Couldn't hurt to have the tire balance checked since out of balance tires will create DW with worn or loose steering components.
 
You haven’t said how many miles are on the Jeep. If it is a lot, it could be a combination of the track bar, rod ends, ball joints, unit bearings and maybe some other stuff. Remarkably, it is not all that expensive to replace all of that if you do the work yourself.
 
I resolved the turning problem - somehow my bump stop got bent forward which I do not know how, but it’s fixed now.
Since it only happens in one turn I have a feeling much of your overall system is still good but something isn’t working too happy.

My initial guess is ball joint (possibly exposed under a specific load but it’s only a guess.

The track bar idea is neat to me (this is my first vehicle with a track bar). But, when the bolt game lose on mine , it knocked around more often than only in a specific turn. Did u TB experienced guys have TB symptoms fairly similar to OP’s?
 
In my experience and from reading here, it's almost always the track bar. I couldn't see any movement just by grabbing it and moving it around, but when I had someone else run the steering back and forth I could see the tiniest bit of movement in the frame side joint. Replaced the track bar and the death wobble disappeared.
A loose passive component like a track bar, ball joint, etc. is never the actual root cause of Death Wobble because it can impart no power to actually cause or provide the power for the shaking. A loose track bar only makes it easier for Death Wobble to occur. The usual root cause of DW is a bad or imperfectly balanced tire. The tire spins which when unbalanced cause it to shake which is the power driving the oscillations that are DW. Which is why DW only occurs while driving and not sitting still if it was solely caused by a loose track bar.

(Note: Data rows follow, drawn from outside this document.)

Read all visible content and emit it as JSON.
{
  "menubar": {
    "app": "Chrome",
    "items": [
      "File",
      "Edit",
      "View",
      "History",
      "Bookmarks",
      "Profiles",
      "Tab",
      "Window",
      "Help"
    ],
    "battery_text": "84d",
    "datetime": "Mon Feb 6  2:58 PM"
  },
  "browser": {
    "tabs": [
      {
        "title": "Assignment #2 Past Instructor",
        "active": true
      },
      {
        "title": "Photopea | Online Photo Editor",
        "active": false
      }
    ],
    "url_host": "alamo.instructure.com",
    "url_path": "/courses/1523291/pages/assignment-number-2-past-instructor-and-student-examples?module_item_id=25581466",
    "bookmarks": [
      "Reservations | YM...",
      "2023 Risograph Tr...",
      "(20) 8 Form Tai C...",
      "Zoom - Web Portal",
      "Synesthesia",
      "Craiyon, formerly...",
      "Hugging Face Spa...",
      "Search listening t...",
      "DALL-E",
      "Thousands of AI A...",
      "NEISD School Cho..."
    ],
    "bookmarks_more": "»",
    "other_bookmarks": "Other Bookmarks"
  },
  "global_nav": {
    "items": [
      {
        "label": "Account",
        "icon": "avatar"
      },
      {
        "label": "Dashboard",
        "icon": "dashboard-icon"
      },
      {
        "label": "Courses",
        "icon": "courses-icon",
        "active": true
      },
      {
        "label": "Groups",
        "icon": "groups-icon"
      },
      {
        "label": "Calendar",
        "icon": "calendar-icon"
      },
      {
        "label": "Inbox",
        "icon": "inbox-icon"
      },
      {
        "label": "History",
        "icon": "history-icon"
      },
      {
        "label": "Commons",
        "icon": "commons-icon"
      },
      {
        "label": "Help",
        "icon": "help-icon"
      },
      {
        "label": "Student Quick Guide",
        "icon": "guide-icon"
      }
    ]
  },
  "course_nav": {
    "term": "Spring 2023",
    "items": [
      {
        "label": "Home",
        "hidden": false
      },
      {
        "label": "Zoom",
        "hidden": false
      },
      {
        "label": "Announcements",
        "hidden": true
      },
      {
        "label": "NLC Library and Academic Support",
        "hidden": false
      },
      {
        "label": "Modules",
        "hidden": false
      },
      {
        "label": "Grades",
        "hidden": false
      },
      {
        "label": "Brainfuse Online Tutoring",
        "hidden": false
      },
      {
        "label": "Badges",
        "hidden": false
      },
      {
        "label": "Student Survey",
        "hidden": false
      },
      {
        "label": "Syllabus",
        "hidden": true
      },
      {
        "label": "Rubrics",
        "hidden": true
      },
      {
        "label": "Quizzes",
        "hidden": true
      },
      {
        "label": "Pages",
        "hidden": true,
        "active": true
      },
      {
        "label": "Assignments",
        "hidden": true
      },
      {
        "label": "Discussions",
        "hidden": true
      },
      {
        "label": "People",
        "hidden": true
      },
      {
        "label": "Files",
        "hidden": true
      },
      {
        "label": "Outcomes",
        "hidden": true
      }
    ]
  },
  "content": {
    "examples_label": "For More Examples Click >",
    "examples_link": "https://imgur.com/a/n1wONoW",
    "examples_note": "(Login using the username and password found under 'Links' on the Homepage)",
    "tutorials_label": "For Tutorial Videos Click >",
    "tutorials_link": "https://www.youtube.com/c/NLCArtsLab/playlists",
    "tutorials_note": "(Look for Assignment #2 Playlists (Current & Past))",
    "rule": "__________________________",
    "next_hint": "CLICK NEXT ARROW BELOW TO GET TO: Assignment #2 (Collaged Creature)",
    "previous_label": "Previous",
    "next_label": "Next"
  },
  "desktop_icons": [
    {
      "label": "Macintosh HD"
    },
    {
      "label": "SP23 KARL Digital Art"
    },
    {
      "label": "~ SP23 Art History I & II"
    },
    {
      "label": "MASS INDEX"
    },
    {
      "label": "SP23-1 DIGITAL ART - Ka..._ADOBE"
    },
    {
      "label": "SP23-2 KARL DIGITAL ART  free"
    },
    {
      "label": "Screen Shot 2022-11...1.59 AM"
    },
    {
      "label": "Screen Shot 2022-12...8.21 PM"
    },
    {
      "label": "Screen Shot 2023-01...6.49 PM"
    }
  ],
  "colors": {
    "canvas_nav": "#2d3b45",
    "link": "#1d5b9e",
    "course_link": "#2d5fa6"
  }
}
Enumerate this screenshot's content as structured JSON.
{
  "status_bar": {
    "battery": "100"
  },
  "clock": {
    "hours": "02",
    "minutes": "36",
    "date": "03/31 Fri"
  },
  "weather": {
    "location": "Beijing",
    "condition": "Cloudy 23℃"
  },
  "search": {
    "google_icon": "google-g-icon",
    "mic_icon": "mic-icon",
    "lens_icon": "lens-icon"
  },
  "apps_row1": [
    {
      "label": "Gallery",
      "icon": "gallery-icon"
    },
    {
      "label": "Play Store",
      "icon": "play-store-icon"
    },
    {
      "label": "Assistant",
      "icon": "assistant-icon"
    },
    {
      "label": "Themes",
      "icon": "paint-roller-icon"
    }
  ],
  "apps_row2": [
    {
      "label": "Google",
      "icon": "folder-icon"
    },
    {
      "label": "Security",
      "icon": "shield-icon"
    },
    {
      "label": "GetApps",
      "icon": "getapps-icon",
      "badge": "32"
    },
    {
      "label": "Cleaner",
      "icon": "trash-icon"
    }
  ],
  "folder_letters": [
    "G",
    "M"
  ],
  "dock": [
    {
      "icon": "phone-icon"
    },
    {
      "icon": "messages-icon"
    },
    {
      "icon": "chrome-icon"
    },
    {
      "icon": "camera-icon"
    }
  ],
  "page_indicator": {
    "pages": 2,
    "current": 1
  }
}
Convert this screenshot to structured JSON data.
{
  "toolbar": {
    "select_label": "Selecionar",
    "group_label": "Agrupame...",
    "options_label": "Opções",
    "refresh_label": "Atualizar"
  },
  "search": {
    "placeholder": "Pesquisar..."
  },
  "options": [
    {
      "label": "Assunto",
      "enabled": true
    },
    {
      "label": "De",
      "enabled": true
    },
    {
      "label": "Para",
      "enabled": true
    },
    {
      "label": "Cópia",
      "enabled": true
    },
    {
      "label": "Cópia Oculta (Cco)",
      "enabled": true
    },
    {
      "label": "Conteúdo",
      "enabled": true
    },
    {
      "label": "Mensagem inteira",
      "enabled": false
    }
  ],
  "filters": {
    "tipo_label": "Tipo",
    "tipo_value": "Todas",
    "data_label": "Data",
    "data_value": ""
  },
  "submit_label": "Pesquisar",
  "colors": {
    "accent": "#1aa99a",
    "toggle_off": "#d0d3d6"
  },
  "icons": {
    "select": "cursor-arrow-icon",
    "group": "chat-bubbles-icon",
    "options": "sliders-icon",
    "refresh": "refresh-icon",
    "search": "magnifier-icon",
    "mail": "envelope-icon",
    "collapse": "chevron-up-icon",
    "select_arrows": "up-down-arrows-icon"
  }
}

Something might be loose and allowing DW to occur more easily but to get rid of the root cause, imperfect tire balance, you need to take it to a good tire shop that will take the time to get them perfectly balanced. Most shops won't give their techs enough time to do a perfect balance, they only get them balanced to what they consider "good enough" which is only good enough for small car-size tires, not big Jeep size tires that are harder to balance to perfect as is needed.